Sunlight Foundation Executive Director Ellen Miller said what’s been on many minds of late during her ‘Open Government Scorecard’ speech at Gov 2.0 Summit today. In a nutshell, “the drive for transparency appears stalled,” she said. Miller highlights the lack of data quality on data.gov and USAspending.gov and gives an overview of Sunlight Foundation’s new Website, ClearSpending.org, a scorecard for data accuracy on USAspending.gov.
The promise of government accountability, better government services, and new economic opportunity is why we do what we do.
At the Sunlight Foundation, we spend each day striving to make government more open and transparent by ensuring government data is easily accessible to the public online and in real-time. Around the country there are countless others trying to do the same.
I love the Open Government Memo, I think it represents some of the most thoughtful and seminal policy strategy Iâ€™ve seen in 20 years in government. I don’t know who actually wrote it for the President, but I think that person should get a medal. And whoever reads it and doesnâ€™t find inspiration for technology’s potential role towards advancing the ideals of our democracy is simply missing out.
The Public Online Information Act (POIA) of 2010, H.R.4858, was introduced on March 13 by Rep. Steve Israel (D-N.Y.) to put public information online in user-friendly formats in a timely fashion. The bill applies to Executive Branch agencies and is essentially a proactive approach to FOIA (Freedom of Information Act). Sunlight Foundation has launched Public=Online, a grassroots campaign to gain support for the legislation.
â€œOpen source and open government are not the same,â€ Iâ€™ve been reading recently. When discussing the role of open standards in open government transparency projects, Bob Caudill at Adobe, is concerned that open source and open standards are being conflated. He likes open standards just fine, but …
On the heels of the Open Government Memo of January 21st, 2009, the Obama Administration has issued the Open Government Directive. The Directive tells agencies what they must do to meet the expectations set by the Memo. The directive names many deadlines for agency compliance, most of them around reducing FOIA backlogs and increasing the amount of agency data released to the public. This isnâ€™t surprising, since the Memo names transparency, collaboration, and participation as the guiding principles. Transparency is the easiest to articulate and implement â€” just get the data out there in a useful form. Josh Taubererâ€™s Open Data is Civic Capital: Best Practices for â€œOpen Government Dataâ€ is an excellent handbook for doing this.

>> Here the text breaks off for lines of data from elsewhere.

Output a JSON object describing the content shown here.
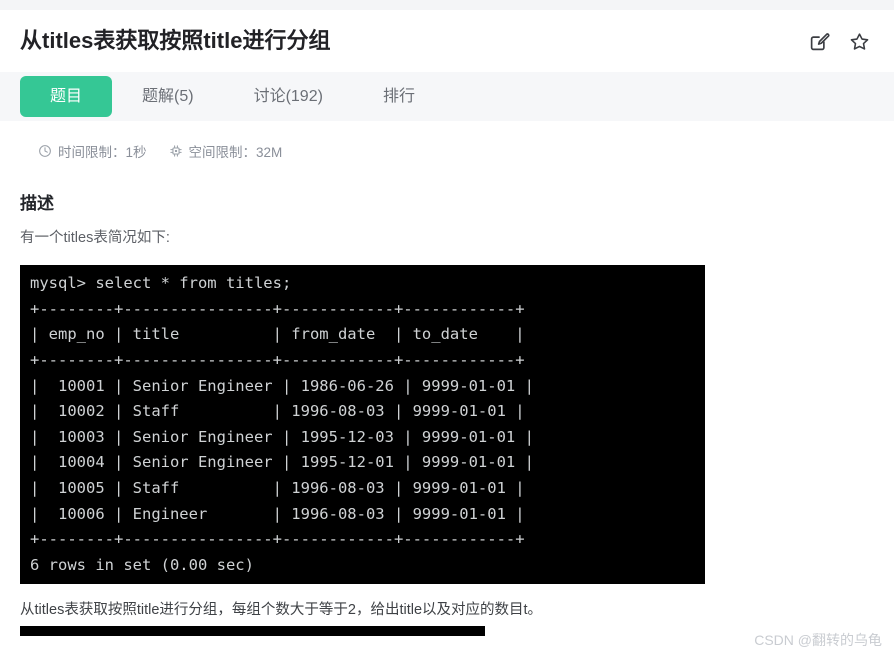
{
  "header": {
    "title": "从titles表获取按照title进行分组",
    "actions": [
      {
        "name": "edit-icon",
        "label": "编辑"
      },
      {
        "name": "star-icon",
        "label": "收藏"
      }
    ]
  },
  "tabs": [
    {
      "label": "题目",
      "active": true
    },
    {
      "label": "题解(5)",
      "active": false
    },
    {
      "label": "讨论(192)",
      "active": false
    },
    {
      "label": "排行",
      "active": false
    }
  ],
  "meta": {
    "time_icon": "clock-icon",
    "time_limit": "时间限制：1秒",
    "memory_icon": "memory-chip-icon",
    "memory_limit": "空间限制：32M"
  },
  "description": {
    "heading": "描述",
    "intro": "有一个titles表简况如下:",
    "terminal": "mysql> select * from titles;\n+--------+----------------+------------+------------+\n| emp_no | title          | from_date  | to_date    |\n+--------+----------------+------------+------------+\n|  10001 | Senior Engineer | 1986-06-26 | 9999-01-01 |\n|  10002 | Staff          | 1996-08-03 | 9999-01-01 |\n|  10003 | Senior Engineer | 1995-12-03 | 9999-01-01 |\n|  10004 | Senior Engineer | 1995-12-01 | 9999-01-01 |\n|  10005 | Staff          | 1996-08-03 | 9999-01-01 |\n|  10006 | Engineer       | 1996-08-03 | 9999-01-01 |\n+--------+----------------+------------+------------+\n6 rows in set (0.00 sec)",
    "task": "从titles表获取按照title进行分组，每组个数大于等于2，给出title以及对应的数目t。"
  },
  "watermark": "CSDN @翻转的乌龟",
  "colors": {
    "accent_green": "#35c795",
    "page_gray": "#f4f5f7",
    "tabbar_gray": "#f6f7f9",
    "terminal_bg": "#000000",
    "terminal_fg": "#cfd2d4"
  }
}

If you want to track agenciesâ€™ progress, the Sunlight Labs folks have produced the outstanding Open Watcher.
Open Gov the Movie is a 14-minute compilation of interviews with prominent open gov advocates, including U.S. Deputy CTO Beth Noveck, Sunlight Foundation’s Jake Brewer, City of Manor’s Dustin Haisler, Tim O’Reilly, EPA’s Jeffrey Levy, Deloitte’s Steve Lunceford and National Academy of Public Administration’s Lena Trudeau. The film was created by Delib.
Sunlight Foundation is a Washington, DC-based 501c(3) non-profit organization founded in 2006 to focus on “making government transparent and accountable.” Its name comes from a quote by Supreme Court Justice Louis Brandeis: “Sunlight is the best disinfectant.”
Here’s what open government and Gov 2.0 leaders are saying about the new White House Open Government Directive.
Sunlight Foundation Engagement Director Jake Brewer discusses Gov 2.0, open government and transparency.
Sunlight Foundation Co-founder and Executive Director Ellen Miller discusses open government, transparency and gov 2.0.